Provided information START
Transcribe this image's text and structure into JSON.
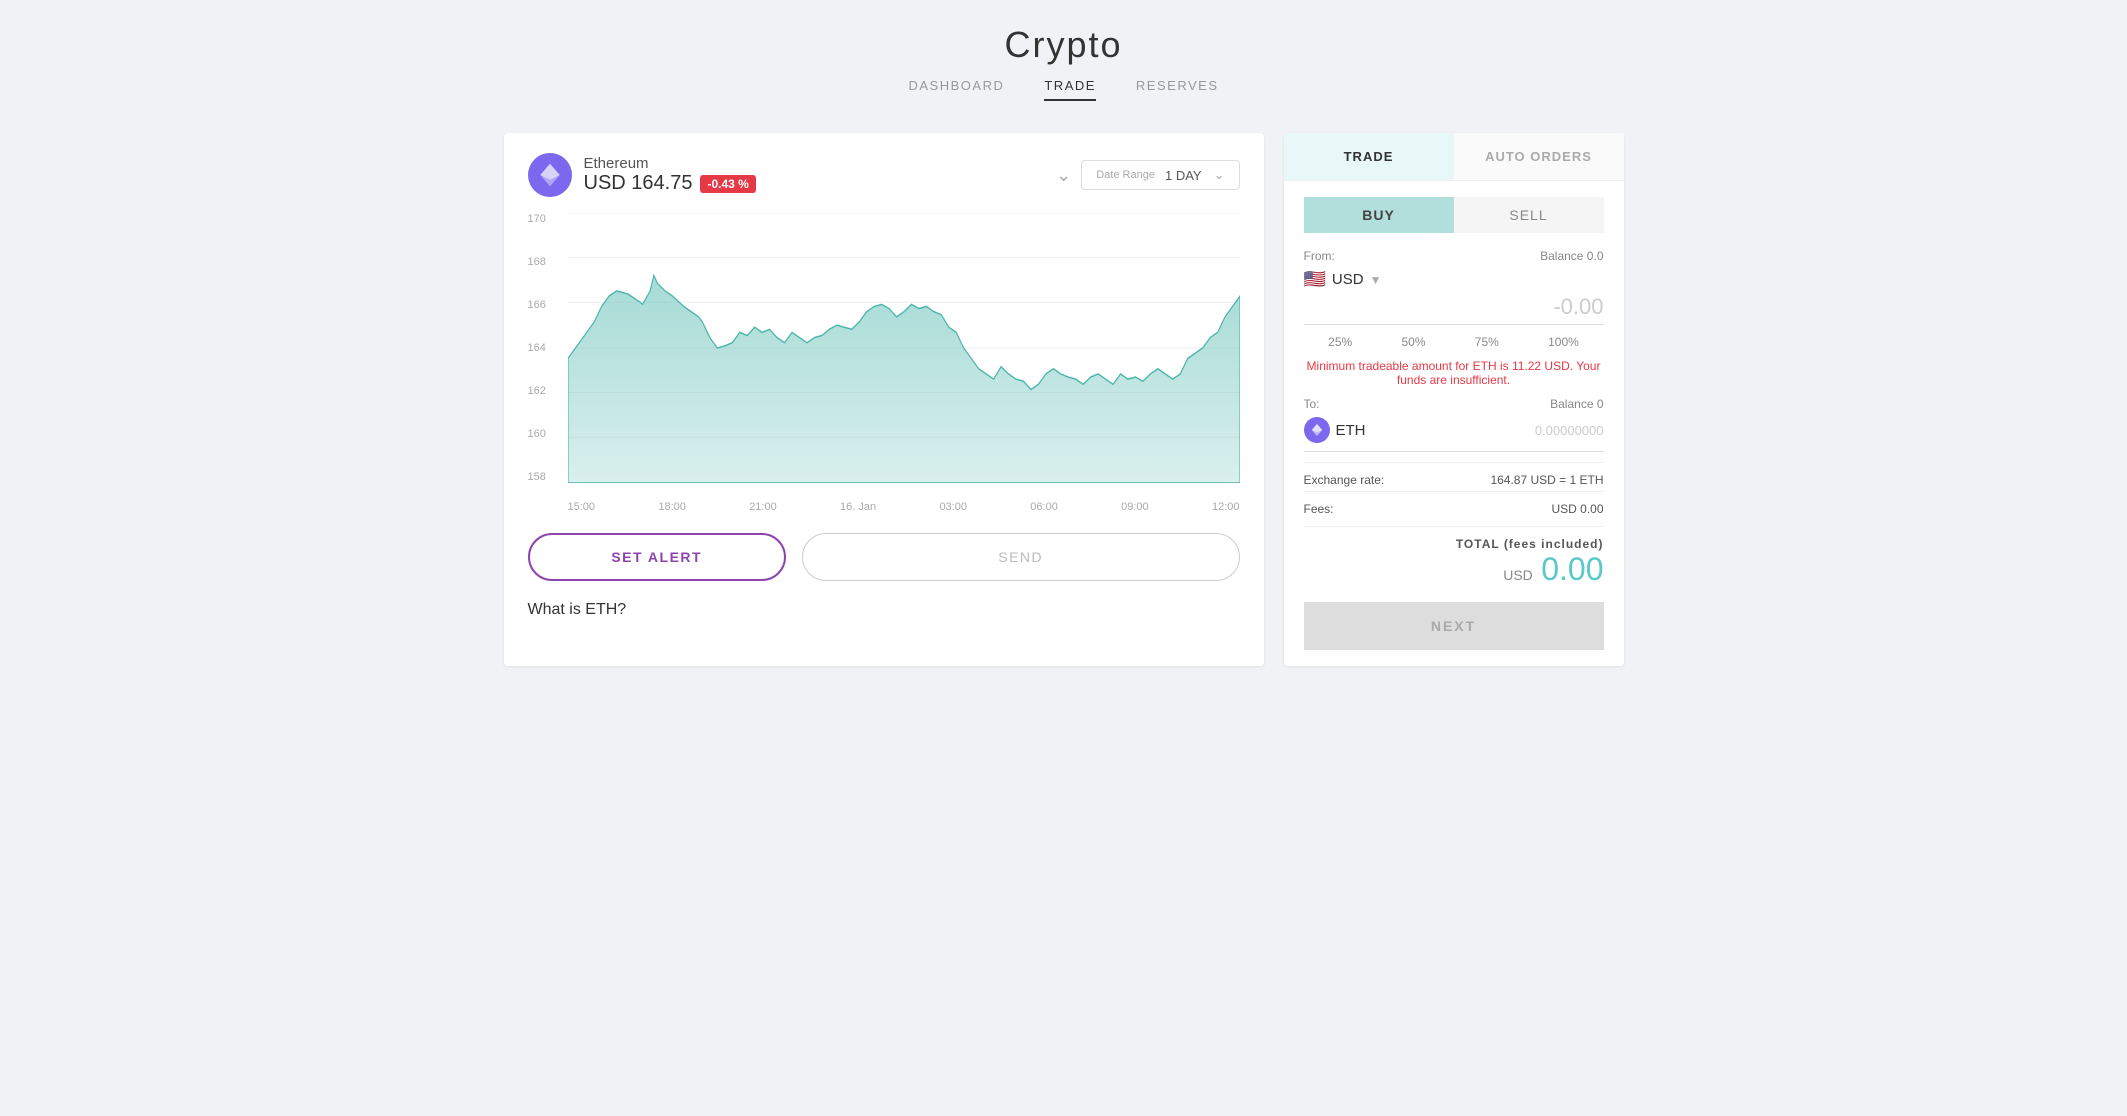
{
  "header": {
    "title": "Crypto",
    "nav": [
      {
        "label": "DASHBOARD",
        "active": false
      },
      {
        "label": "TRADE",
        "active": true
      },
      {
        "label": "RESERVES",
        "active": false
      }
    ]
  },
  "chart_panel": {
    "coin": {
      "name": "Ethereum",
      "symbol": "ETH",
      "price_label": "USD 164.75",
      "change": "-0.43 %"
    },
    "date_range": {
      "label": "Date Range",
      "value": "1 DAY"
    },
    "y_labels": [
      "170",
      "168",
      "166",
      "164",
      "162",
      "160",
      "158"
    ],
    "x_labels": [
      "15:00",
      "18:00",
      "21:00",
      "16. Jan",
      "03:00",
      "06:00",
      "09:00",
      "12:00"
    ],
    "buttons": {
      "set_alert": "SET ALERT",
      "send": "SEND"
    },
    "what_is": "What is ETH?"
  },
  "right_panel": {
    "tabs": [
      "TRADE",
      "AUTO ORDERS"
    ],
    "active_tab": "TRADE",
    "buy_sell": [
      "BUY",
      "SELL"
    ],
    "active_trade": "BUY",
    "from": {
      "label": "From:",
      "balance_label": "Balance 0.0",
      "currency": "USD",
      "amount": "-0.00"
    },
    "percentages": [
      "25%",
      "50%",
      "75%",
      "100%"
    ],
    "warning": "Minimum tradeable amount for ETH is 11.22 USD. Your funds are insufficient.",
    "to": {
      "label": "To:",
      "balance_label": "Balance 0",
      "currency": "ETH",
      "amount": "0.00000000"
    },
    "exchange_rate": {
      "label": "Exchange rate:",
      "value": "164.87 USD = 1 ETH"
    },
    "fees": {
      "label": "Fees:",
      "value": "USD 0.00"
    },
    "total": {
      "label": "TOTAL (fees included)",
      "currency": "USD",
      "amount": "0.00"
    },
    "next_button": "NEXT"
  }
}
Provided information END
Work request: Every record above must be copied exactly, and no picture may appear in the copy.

Expected answer:
Transcribe this image's text and structure into JSON.
{
  "header": {
    "title": "Crypto",
    "nav": [
      {
        "label": "DASHBOARD",
        "active": false
      },
      {
        "label": "TRADE",
        "active": true
      },
      {
        "label": "RESERVES",
        "active": false
      }
    ]
  },
  "chart_panel": {
    "coin": {
      "name": "Ethereum",
      "symbol": "ETH",
      "price_label": "USD 164.75",
      "change": "-0.43 %"
    },
    "date_range": {
      "label": "Date Range",
      "value": "1 DAY"
    },
    "y_labels": [
      "170",
      "168",
      "166",
      "164",
      "162",
      "160",
      "158"
    ],
    "x_labels": [
      "15:00",
      "18:00",
      "21:00",
      "16. Jan",
      "03:00",
      "06:00",
      "09:00",
      "12:00"
    ],
    "buttons": {
      "set_alert": "SET ALERT",
      "send": "SEND"
    },
    "what_is": "What is ETH?"
  },
  "right_panel": {
    "tabs": [
      "TRADE",
      "AUTO ORDERS"
    ],
    "active_tab": "TRADE",
    "buy_sell": [
      "BUY",
      "SELL"
    ],
    "active_trade": "BUY",
    "from": {
      "label": "From:",
      "balance_label": "Balance 0.0",
      "currency": "USD",
      "amount": "-0.00"
    },
    "percentages": [
      "25%",
      "50%",
      "75%",
      "100%"
    ],
    "warning": "Minimum tradeable amount for ETH is 11.22 USD. Your funds are insufficient.",
    "to": {
      "label": "To:",
      "balance_label": "Balance 0",
      "currency": "ETH",
      "amount": "0.00000000"
    },
    "exchange_rate": {
      "label": "Exchange rate:",
      "value": "164.87 USD = 1 ETH"
    },
    "fees": {
      "label": "Fees:",
      "value": "USD 0.00"
    },
    "total": {
      "label": "TOTAL (fees included)",
      "currency": "USD",
      "amount": "0.00"
    },
    "next_button": "NEXT"
  }
}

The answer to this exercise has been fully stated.